Benefits of Swimming When Recovering

/ / Blog
Male athlete with goggles swimming in a pool

Recovery time. Conquer it and life moves forward without so much as a hitch. Bow to its many painful challenges and your regular routine will suffer more detours and setbacks than you care to endure.

Adequately bouncing back, both from injuries and grueling workouts, can be the difference between achieving your personal goals and frustratingly missing the mark. And if you really want to maximize that all-important down period, you’ll need to dig out the Speedos from the bottom of the drawer and invest in a pair of goggles. It’s time to locate a body of water, because swimming is one of the best activities for returning back to optimum strength.

Recovering From Activities
You’ve pushed yourself to the limit, with the spent look of exhaustion and sweat-soaked clothing to back it up. Now what?

Giving your teammates or your workouts everything you’ve got is only admirable if you’re able to rebound in time for your next outing. If there’s no gas in the tank, then forget about realizing consistency or sustained excellence. Tired and sore muscles flooded with blood lactate will make it impossible to perform at your usual peak potential.

First, a quick and rudimentary physiology lesson. When the human body is overexerted, it produces a cocktail of acids, lactates and other metabolites that lead to soreness and fatigue when allowed to accumulate in the muscles.
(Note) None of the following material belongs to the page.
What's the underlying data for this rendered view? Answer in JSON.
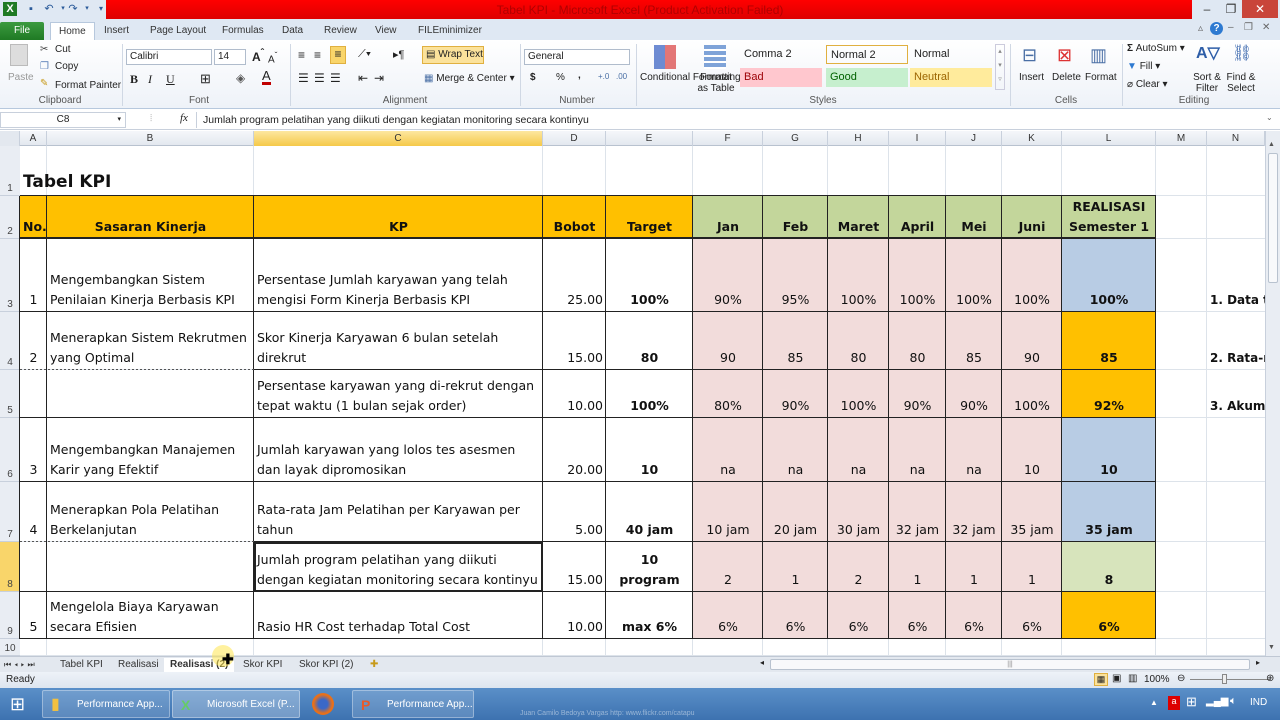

The faster these byproducts are cleared from the system, the quicker you can get back to work, minus any limitations or restrictions. But what’s the most effective approach for properly draining a gassed and overworked body?

Athletes have three primary options for recovery—active, passive and massage. Passive recovery, while tempting, is least beneficial. Massage can be very effective. However, studies are increasingly showing that active recovery is best for reducing pain and overall down time. And among the many active options, nothing tops swimming.

Swimming has long been the gold standard among exercises, and that’s especially true for athletes looking to quiet barking muscles. True, there are few sensations more enjoyable than taking a dip in a cool pool following a four-alarm workout. But there is also science behind the value of swimming when recovering. Findings indicate that swimming not only helps clear impurities faster and lowers markers for inflammation, but it also results in improved performance during subsequent events involving aerobic exertion. In other words, you get back to being you again … quicker.

Male athlete with goggles swimming in a pool

Image via en.wikipedia.org

Recovering From Injuries
Injuries. Regardless of your age, sport or fitness level, they are unfortunately inevitable. A long and unproductive recovery period, though, is not.

As an athlete, you’re going to experience physical setbacks. They’re baked into the unpredictability of repetitive motion, particularly when contact sports are involved. The key is to get healthy and return to form as quickly as possible by winning the all-important recovery period. And nearly every recovery regimen, no matter the specifics or the severity, can benefit with the inclusion of some pool time.

Most athletes on the mend respond so well to swimming, because it allows them to resume exercising without the punishing impact that could aggravate the preexisting condition. Laps in a pool will not only improve endurance, but it will also build muscle since water provides a form of gentle resistance training. So whether you’re backstroking, butterflying or, heck, performing the doggy paddle, more time spent in a pool typically means less time on the shelf.

Much like in post-workout recovery, post-injury recovery time can be shortened with an active attack plan. When it’s possible, continue to move in order to prevent weight gain, avoid a decline in range of motion and even help ward off depression, common when one’s usual physical routine is upended. In this regard, swimming has no peers. It’s the ideal athletic bridge during recovery, toning and cooling muscles minus the impact and potential hazards of most exercises.

Like most activities in the aftermath of an injury, it’s advised to take it slow before gradually increasing intensity. Now is not the time for a regression in progress. But however you proceed, attempt to incorporate some swimming, an exercise that’s simultaneously low risk and loaded with benefits as you climb your way back to full strength.

Recovery, both following workouts and injuries, is an integral part of any athlete’s blueprint for long-term success. And low-impact, high-value swimming should have a place in every recovery handbook. However, when taking laps alone isn’t enough,
contact the professionals at JAG-ONE Physical Therapy to discover which of their tailored services is best for your particular ailment.